suitable for dancing, as is one other tune on this album... As I roved out thro’ Galway City, At the hour of twelve at night, Who should I see but a handsome damsel, Combing her hair by candlelight. “Lassie, I have come a-courtin’, Your kind favours for to win; And if you’ll but smile upon me, Next Sunday night I’ll call again.” Raddy a the toodum, toodum, toodum, Raddy a the toodum, toodum day. [repeat] “So to me you come a-courting, My kind favours for to win; But ‘twould give me the greatest pleasure If you never did call again. What would I do when I go walking, Walking out in the morning dew? What would I do when I go walking, Walking out with a lad like you?” “Lassie, I have gold and silver, Lassie, I have houses and lands; Lassie, I have ships on the ocean; They’ll be all at your command.” “What would I do with your ships on the ocean? What would I do with your houses and land? What would I do with your gold and silver? All I want is a handsome man.” HOW YOU WILL REMEMBER Words and music by Steve Romanoff This song was inspired by myriad Irish and Scottish ballads about our
mortality and a wish to be remembered well by those whom you loved.
Our inability to control either ultimately unites us all. Since my time at last has come, And all my foolish tasks are done, I’ll point my bow into the sun, Now closer to the sea, No other heart so rare and true, Is how I will remember you, And so if it’s meant to be, That’s how you’ll remember me. For all the words I meant to say, They’d always be another day, It wasn’t going to end this way, In my reverie, As the tide beloves the shore, There’s no one who has loved you more, Or knew his debt to destiny, That’s how you’ll remember me. When a sudden summer’s day, Tries to take your breath away, Or a clear December night, Reminds you of our singing. Summer, autumn, winter, spring, How every season made you sing, For reasons that each day would bring, The gift of mystery, So these are but a simple few, Of things that make me think of you, And so if it’s meant to be, That’s how you’ll remember me. THE MERMAID Traditional Sailors are inveterately superstitious. Never launch a boat or set sail
on a Friday; and never sight a mermaid. Such a sighting spelled doom
for the ship and its crew. Fortunately, a songwriter aboard must have
survived to recount the tale. This song, popularized by the Clancys
and Tommy Makem, has been a staple in Irish pubs for years. It was Friday morn when we set sail, And we were not far from the land, When our captain he spied a mermaid so fair, With a comb and a glass in her hand.
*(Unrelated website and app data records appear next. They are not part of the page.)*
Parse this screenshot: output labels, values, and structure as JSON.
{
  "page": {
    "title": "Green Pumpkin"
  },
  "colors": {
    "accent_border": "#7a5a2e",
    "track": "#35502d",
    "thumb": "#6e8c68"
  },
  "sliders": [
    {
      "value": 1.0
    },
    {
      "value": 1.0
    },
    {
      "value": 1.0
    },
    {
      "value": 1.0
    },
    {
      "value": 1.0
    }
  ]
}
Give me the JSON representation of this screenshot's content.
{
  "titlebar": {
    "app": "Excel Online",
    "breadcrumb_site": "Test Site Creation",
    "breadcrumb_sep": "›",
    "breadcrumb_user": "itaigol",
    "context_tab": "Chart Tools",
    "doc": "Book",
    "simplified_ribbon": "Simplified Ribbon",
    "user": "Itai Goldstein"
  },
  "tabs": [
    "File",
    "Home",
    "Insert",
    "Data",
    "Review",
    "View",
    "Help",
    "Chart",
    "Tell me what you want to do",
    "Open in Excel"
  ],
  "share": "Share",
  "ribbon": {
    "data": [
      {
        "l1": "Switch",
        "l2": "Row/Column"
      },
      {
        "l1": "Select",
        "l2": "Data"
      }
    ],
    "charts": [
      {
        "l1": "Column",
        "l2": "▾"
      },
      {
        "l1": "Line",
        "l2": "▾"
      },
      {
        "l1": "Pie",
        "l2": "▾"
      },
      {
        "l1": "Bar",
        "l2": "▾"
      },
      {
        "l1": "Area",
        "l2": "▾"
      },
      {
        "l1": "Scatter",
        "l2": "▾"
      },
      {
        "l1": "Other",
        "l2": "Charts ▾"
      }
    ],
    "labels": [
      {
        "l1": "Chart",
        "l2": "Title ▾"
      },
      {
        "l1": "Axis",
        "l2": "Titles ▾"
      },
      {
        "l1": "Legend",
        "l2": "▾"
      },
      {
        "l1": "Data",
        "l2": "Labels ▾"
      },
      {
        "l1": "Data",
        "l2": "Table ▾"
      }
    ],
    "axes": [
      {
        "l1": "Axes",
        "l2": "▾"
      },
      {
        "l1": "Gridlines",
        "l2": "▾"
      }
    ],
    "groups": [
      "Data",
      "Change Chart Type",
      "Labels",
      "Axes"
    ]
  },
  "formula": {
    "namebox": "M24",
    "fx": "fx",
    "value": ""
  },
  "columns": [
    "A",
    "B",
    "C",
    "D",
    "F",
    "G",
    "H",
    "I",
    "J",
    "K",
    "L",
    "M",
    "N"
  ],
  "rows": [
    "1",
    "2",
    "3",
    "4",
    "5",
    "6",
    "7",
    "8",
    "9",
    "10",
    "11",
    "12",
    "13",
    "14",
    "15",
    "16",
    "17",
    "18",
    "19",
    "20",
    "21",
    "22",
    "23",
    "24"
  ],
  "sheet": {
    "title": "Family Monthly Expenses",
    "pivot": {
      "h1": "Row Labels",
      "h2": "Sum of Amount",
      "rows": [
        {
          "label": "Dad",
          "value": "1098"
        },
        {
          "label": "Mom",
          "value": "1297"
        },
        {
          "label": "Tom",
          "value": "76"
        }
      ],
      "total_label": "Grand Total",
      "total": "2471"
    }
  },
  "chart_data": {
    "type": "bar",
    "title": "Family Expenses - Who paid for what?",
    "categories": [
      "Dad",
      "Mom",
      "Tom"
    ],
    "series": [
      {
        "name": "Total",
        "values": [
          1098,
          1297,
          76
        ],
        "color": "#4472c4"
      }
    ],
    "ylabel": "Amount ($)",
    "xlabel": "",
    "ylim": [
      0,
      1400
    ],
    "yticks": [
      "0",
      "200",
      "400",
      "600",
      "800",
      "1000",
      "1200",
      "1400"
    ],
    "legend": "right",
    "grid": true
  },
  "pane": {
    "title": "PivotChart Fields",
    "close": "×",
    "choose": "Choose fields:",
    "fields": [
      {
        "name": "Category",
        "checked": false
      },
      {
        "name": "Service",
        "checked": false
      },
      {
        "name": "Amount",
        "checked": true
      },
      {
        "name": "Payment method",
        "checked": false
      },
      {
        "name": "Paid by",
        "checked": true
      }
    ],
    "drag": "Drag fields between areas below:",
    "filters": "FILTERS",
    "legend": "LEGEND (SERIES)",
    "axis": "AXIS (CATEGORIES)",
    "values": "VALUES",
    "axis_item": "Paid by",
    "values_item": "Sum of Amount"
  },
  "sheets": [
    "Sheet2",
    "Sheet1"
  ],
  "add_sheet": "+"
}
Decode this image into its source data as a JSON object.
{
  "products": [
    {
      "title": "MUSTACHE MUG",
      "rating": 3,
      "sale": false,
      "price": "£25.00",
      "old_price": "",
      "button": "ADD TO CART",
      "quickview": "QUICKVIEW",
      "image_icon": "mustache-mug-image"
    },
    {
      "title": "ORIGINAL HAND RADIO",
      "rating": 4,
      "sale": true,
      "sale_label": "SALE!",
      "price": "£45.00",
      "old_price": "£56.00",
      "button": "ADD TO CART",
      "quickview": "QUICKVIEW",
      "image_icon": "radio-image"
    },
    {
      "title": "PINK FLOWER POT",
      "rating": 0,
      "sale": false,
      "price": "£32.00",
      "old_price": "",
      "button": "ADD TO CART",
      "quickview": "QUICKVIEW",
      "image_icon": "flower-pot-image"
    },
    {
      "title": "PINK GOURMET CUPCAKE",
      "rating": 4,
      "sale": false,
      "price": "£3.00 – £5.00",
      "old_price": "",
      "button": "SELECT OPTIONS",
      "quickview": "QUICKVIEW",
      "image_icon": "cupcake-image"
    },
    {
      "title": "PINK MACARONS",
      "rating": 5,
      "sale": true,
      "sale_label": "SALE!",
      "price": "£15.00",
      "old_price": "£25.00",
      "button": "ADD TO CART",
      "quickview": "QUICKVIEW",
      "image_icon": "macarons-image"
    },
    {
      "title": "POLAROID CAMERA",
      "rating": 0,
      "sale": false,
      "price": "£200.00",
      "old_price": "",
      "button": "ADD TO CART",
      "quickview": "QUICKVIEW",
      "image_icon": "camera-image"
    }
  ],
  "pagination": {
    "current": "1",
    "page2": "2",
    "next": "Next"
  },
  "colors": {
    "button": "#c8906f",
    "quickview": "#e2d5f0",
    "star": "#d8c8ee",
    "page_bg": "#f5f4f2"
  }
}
And the ocean waves do roll, And the stormy winds do blow, And we poor sailors are skipping at the top, While the land-lubbers lie down below, below, below, While the land-lubbers lie down below. Then up spoke the captain of our gallant ship, And a fine old man was he, This fishy mermaid has warned me of our doom, We shall sink to the bottom of the sea. Then up spoke the first mate of our gallant ship, And a fine spoken man was he, Saying I have a wife in Freeport by the sea, And tonight she’ll be weeping for me. Then up spoke the cabin-boy of our gallant ship, And a brave young lad was he, Saying I have a sweetheart in Falmouth by the sea, And tonight she’ll be weeping for me. Then up spoke the cook of our gallant ship, And fine old butcher was he, Saying I care much more for my pots and my pans, Than I do for the bottom of the sea. Three times round spun our gallant ship, And three times round spun she, Three times round spun our gallant ship, And she sank to the bottom of the sea. AULD LANG SYNE Robert Burns/Arr. Schooner Fare This Scottish classic was written to celebrate holidays with loved ones.
Let us not wait for such occasions to do so. Should auld acquaintance be forgot, And never brought to mind? Should auld acquaintance be forgot, And days of auld lang syne? For auld lang syne, my dear, For auld lang syne. We’ll take a cup of kindness, yet For auld lang syne We twa hae run aboot the braes And pu’d the gowans fine. We’ve wandered mony a weary foot, For auld lang syne. And there’s a hand, my trusty friend, And gie’s a hand o’ thine; We’ll tak’ a good will cup of ale For auld lang syne. And surely you will pay for your pint And surely I will pay for mine We’ll take a cup of kindness, yet For auld lang syne.